But his mood swings caused rows, including one over money the day before he died – although they made up. Tina said: "He thought he was a drain on me, he said he was no good for me. It was awful."

One of his last acts was to make a meal for Flame. Tina recalled: "Then he kissed me, said, ‘See you later’, and went out. Hours later he was dead."

Tina Malone with husband Paul
Tina Malone with husband Paul

Paul’s funeral was attended by many army colleag­­ues. His military dress-hat was put on the flag-draped coffin and the Last Post played.

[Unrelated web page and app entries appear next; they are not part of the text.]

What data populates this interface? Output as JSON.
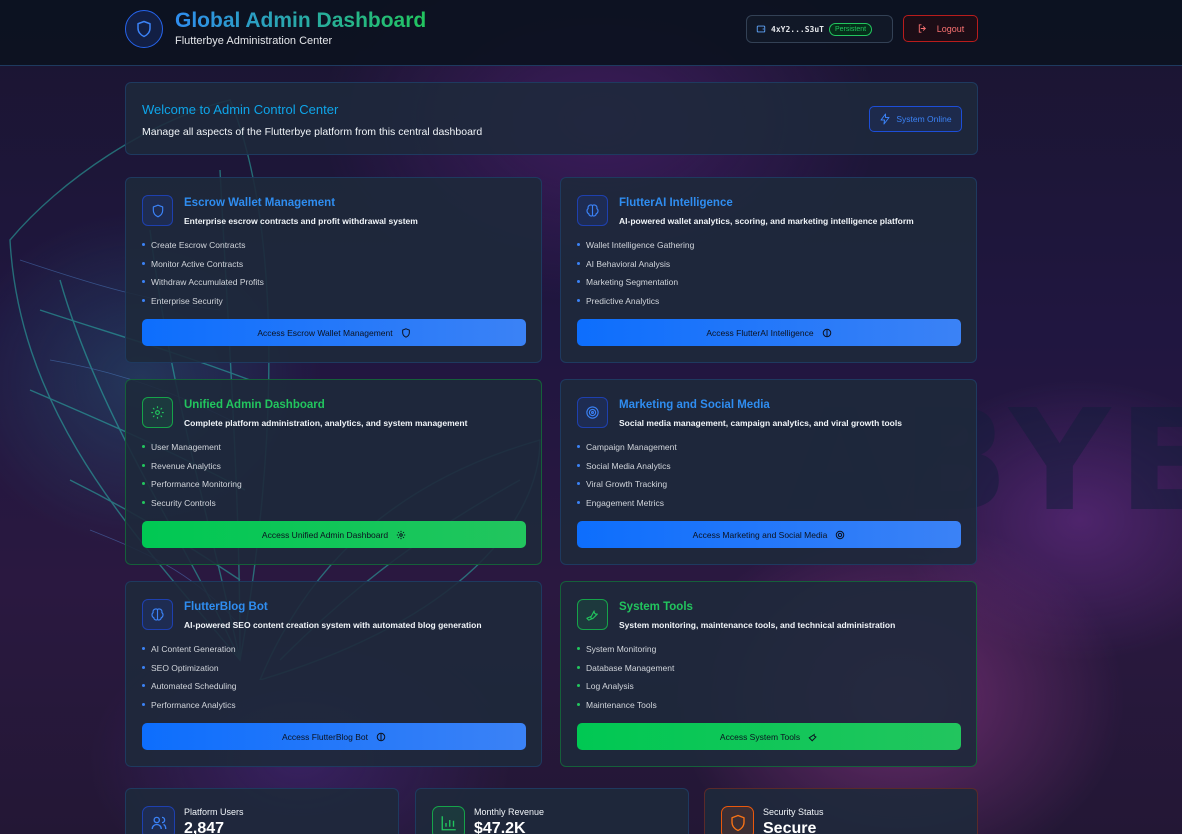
{
  "header": {
    "title": "Global Admin Dashboard",
    "subtitle": "Flutterbye Administration Center",
    "wallet_address": "4xY2...S3uT",
    "wallet_badge": "Persistent",
    "logout_label": "Logout"
  },
  "welcome": {
    "title": "Welcome to Admin Control Center",
    "subtitle": "Manage all aspects of the Flutterbye platform from this central dashboard",
    "status_label": "System Online"
  },
  "cards": [
    {
      "title": "Escrow Wallet Management",
      "description": "Enterprise escrow contracts and profit withdrawal system",
      "features": [
        "Create Escrow Contracts",
        "Monitor Active Contracts",
        "Withdraw Accumulated Profits",
        "Enterprise Security"
      ],
      "button": "Access Escrow Wallet Management",
      "icon": "shield-icon",
      "color": "#2f8df0"
    },
    {
      "title": "FlutterAI Intelligence",
      "description": "AI-powered wallet analytics, scoring, and marketing intelligence platform",
      "features": [
        "Wallet Intelligence Gathering",
        "AI Behavioral Analysis",
        "Marketing Segmentation",
        "Predictive Analytics"
      ],
      "button": "Access FlutterAI Intelligence",
      "icon": "brain-icon",
      "color": "#2f8df0"
    },
    {
      "title": "Unified Admin Dashboard",
      "description": "Complete platform administration, analytics, and system management",
      "features": [
        "User Management",
        "Revenue Analytics",
        "Performance Monitoring",
        "Security Controls"
      ],
      "button": "Access Unified Admin Dashboard",
      "icon": "gear-icon",
      "color": "#22c55e"
    },
    {
      "title": "Marketing and Social Media",
      "description": "Social media management, campaign analytics, and viral growth tools",
      "features": [
        "Campaign Management",
        "Social Media Analytics",
        "Viral Growth Tracking",
        "Engagement Metrics"
      ],
      "button": "Access Marketing and Social Media",
      "icon": "target-icon",
      "color": "#2f8df0"
    },
    {
      "title": "FlutterBlog Bot",
      "description": "AI-powered SEO content creation system with automated blog generation",
      "features": [
        "AI Content Generation",
        "SEO Optimization",
        "Automated Scheduling",
        "Performance Analytics"
      ],
      "button": "Access FlutterBlog Bot",
      "icon": "brain-icon",
      "color": "#2f8df0"
    },
    {
      "title": "System Tools",
      "description": "System monitoring, maintenance tools, and technical administration",
      "features": [
        "System Monitoring",
        "Database Management",
        "Log Analysis",
        "Maintenance Tools"
      ],
      "button": "Access System Tools",
      "icon": "wrench-icon",
      "color": "#22c55e"
    }
  ],
  "stats": [
    {
      "label": "Platform Users",
      "value": "2,847",
      "icon": "users-icon",
      "color": "#3b82f6"
    },
    {
      "label": "Monthly Revenue",
      "value": "$47.2K",
      "icon": "bar-chart-icon",
      "color": "#22c55e"
    },
    {
      "label": "Security Status",
      "value": "Secure",
      "icon": "shield-icon",
      "color": "#f97316"
    }
  ]
}
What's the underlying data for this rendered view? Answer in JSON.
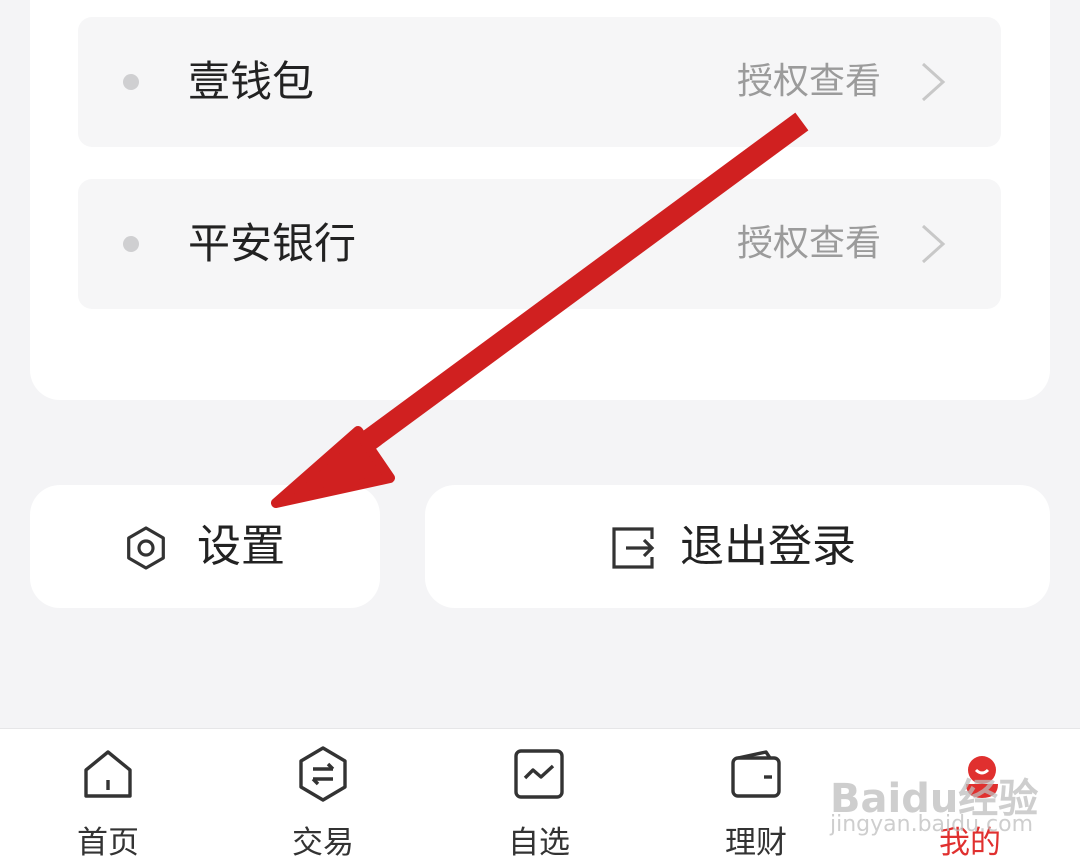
{
  "accounts": [
    {
      "name": "壹钱包",
      "action": "授权查看"
    },
    {
      "name": "平安银行",
      "action": "授权查看"
    }
  ],
  "buttons": {
    "settings_label": "设置",
    "logout_label": "退出登录"
  },
  "tabbar": {
    "items": [
      {
        "label": "首页",
        "icon": "home-icon"
      },
      {
        "label": "交易",
        "icon": "exchange-icon"
      },
      {
        "label": "自选",
        "icon": "watchlist-chart-icon"
      },
      {
        "label": "理财",
        "icon": "wallet-icon"
      },
      {
        "label": "我的",
        "icon": "profile-icon",
        "active": true
      }
    ]
  },
  "watermark": {
    "main": "Baidu经验",
    "sub": "jingyan.baidu.com"
  },
  "colors": {
    "accent": "#e0302f",
    "annotation_arrow": "#d02020"
  }
}
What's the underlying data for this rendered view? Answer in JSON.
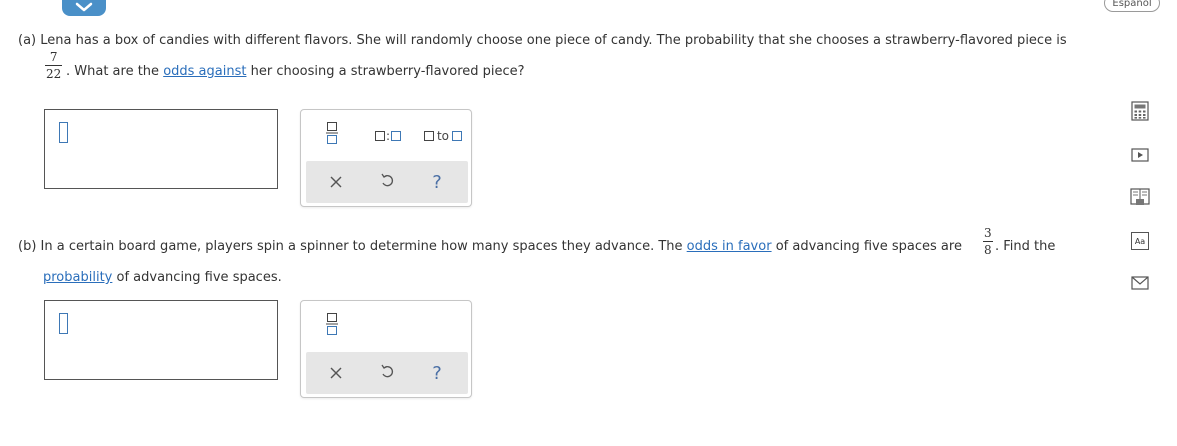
{
  "header": {
    "language_label": "Español"
  },
  "part_a": {
    "label": "(a)",
    "text_before": "Lena has a box of candies with different flavors. She will randomly choose one piece of candy. The probability that she chooses a strawberry-flavored piece is",
    "fraction_numerator": "7",
    "fraction_denominator": "22",
    "text_mid": ". What are the",
    "link": "odds against",
    "text_after": "her choosing a strawberry-flavored piece?",
    "tools": {
      "ratio_separator": ":",
      "to_word": "to",
      "help_symbol": "?"
    }
  },
  "part_b": {
    "label": "(b)",
    "text_before": "In a certain board game, players spin a spinner to determine how many spaces they advance. The",
    "link_1": "odds in favor",
    "text_mid": "of advancing five spaces are",
    "fraction_numerator": "3",
    "fraction_denominator": "8",
    "text_after": ". Find the",
    "link_2": "probability",
    "text_end": "of advancing five spaces.",
    "tools": {
      "help_symbol": "?"
    }
  },
  "sidebar": {
    "icons": [
      "calculator-icon",
      "play-video-icon",
      "textbook-icon",
      "glossary-icon",
      "email-icon"
    ],
    "glossary_label": "Aa"
  }
}
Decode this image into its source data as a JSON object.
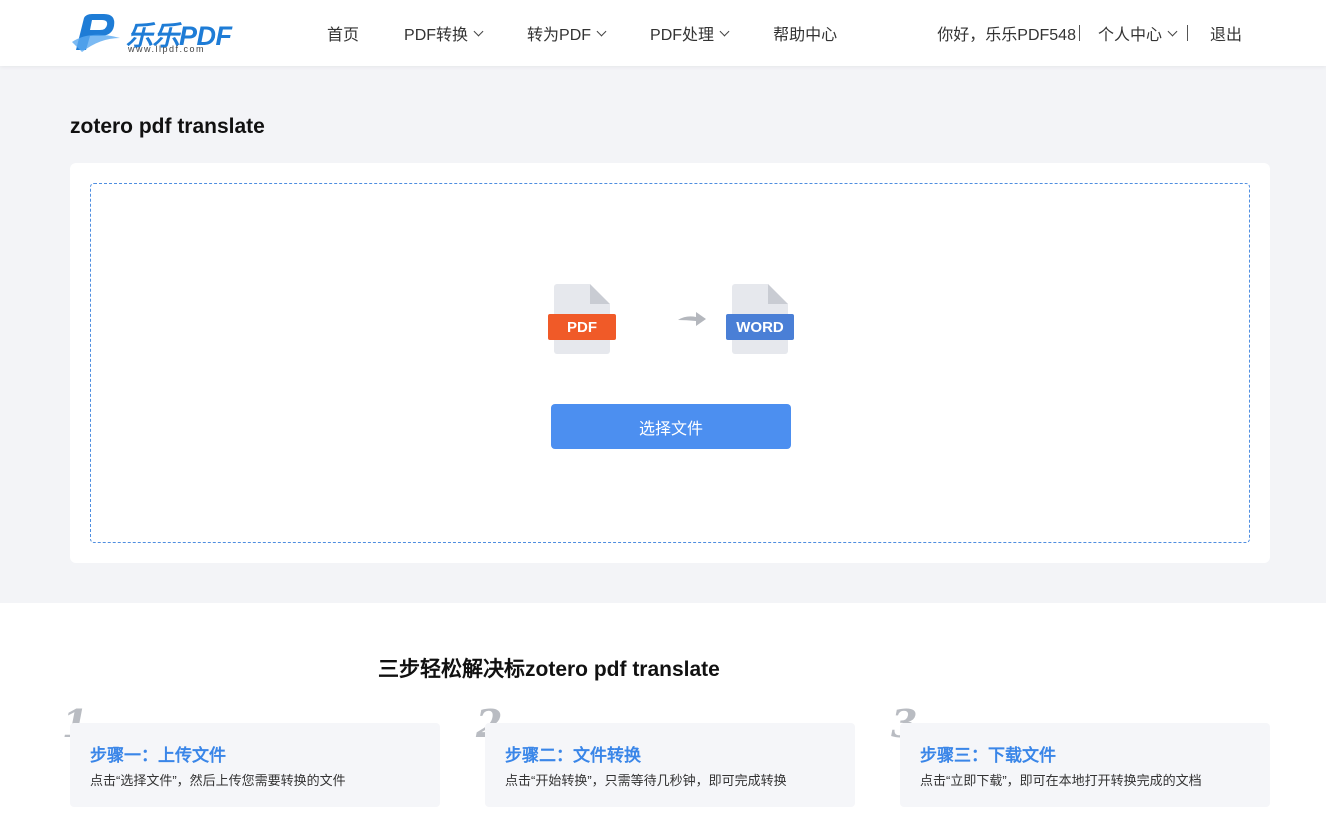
{
  "header": {
    "logo_text": "乐乐PDF",
    "logo_url": "www.llpdf.com",
    "nav": [
      {
        "label": "首页",
        "dropdown": false
      },
      {
        "label": "PDF转换",
        "dropdown": true
      },
      {
        "label": "转为PDF",
        "dropdown": true
      },
      {
        "label": "PDF处理",
        "dropdown": true
      },
      {
        "label": "帮助中心",
        "dropdown": false
      }
    ],
    "greeting": "你好，乐乐PDF548",
    "user_center": "个人中心",
    "logout": "退出"
  },
  "main": {
    "title": "zotero pdf translate",
    "source_label": "PDF",
    "target_label": "WORD",
    "select_button": "选择文件"
  },
  "steps": {
    "title": "三步轻松解决标zotero pdf translate",
    "items": [
      {
        "num": "1",
        "title": "步骤一：上传文件",
        "desc": "点击“选择文件”，然后上传您需要转换的文件"
      },
      {
        "num": "2",
        "title": "步骤二：文件转换",
        "desc": "点击“开始转换”，只需等待几秒钟，即可完成转换"
      },
      {
        "num": "3",
        "title": "步骤三：下载文件",
        "desc": "点击“立即下载”，即可在本地打开转换完成的文档"
      }
    ]
  },
  "colors": {
    "accent": "#4c8ff0",
    "pdf": "#f05a28",
    "word": "#4a7fd6"
  },
  "icons": {
    "pdf": "pdf-file-icon",
    "word": "word-file-icon",
    "arrow": "arrow-right-icon"
  }
}
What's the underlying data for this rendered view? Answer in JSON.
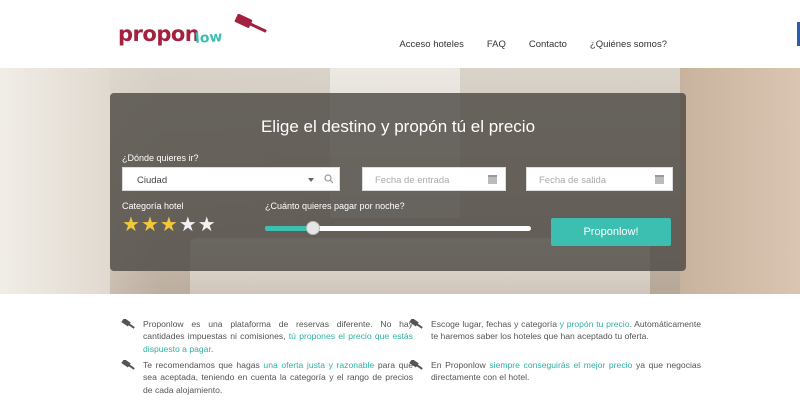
{
  "brand": {
    "name_part1": "propon",
    "name_part2": "low",
    "primary_color": "#a3213e",
    "accent_color": "#3cbfb1"
  },
  "nav": {
    "items": [
      "Acceso hoteles",
      "FAQ",
      "Contacto",
      "¿Quiénes somos?"
    ]
  },
  "search": {
    "title": "Elige el destino y propón tú el precio",
    "destination_label": "¿Dónde quieres ir?",
    "city_value": "Ciudad",
    "checkin_placeholder": "Fecha de entrada",
    "checkout_placeholder": "Fecha de salida",
    "category_label": "Categoría hotel",
    "category_stars": 3,
    "category_max": 5,
    "price_label": "¿Cuánto quieres pagar por noche?",
    "price_slider_fraction": 0.18,
    "submit_label": "Proponlow!"
  },
  "info": {
    "item1": {
      "pre": "Proponlow es una plataforma de reservas diferente. No hay cantidades impuestas ni comisiones, ",
      "highlight": "tú propones el precio que estás dispuesto a pagar",
      "post": "."
    },
    "item2": {
      "pre": "Te recomendamos que hagas ",
      "highlight": "una oferta justa y razonable",
      "post": " para que sea aceptada, teniendo en cuenta la categoría y el rango de precios de cada alojamiento."
    },
    "item3": {
      "pre": "Escoge lugar, fechas y categoría ",
      "highlight": "y propón tu precio",
      "post": ". Automáticamente te haremos saber los hoteles que han aceptado tu oferta."
    },
    "item4": {
      "pre": "En Proponlow ",
      "highlight": "siempre conseguirás el mejor precio",
      "post": " ya que negocias directamente con el hotel."
    }
  }
}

Two months on, Tina still talks to him every day. She said: "His toothbrush is still in the bathroom, his gym bag in the hall. I was honest from the outset with Flame about what happened. I didn’t want there to be any mystery about how he died. She tells me she’s seen him, in her room and in the woods where he waved at her. It might be her way of coping but it’s a comfort."

Tina is angry at the lack of support for veterans facing mental health issues. "If you have cancer or alcoholism, you know where to go. It’s not like that with mental health," she said. "One of his Army friends said to me, ‘The British Army are incredible at teaching you to be a soldier, but they don’t teach you how to be a civilian’."

She said of her Paul’s Flame charity: "I want it to shine a light on people in poverty and in crisis. The single mum who needs a new washing machine, someone who has come out of the army and needs a microwave. I saw for myself when Paul died how a community came together. Paul would be extremely proud."

For mental health support for veterans see or call Samaritans on 116123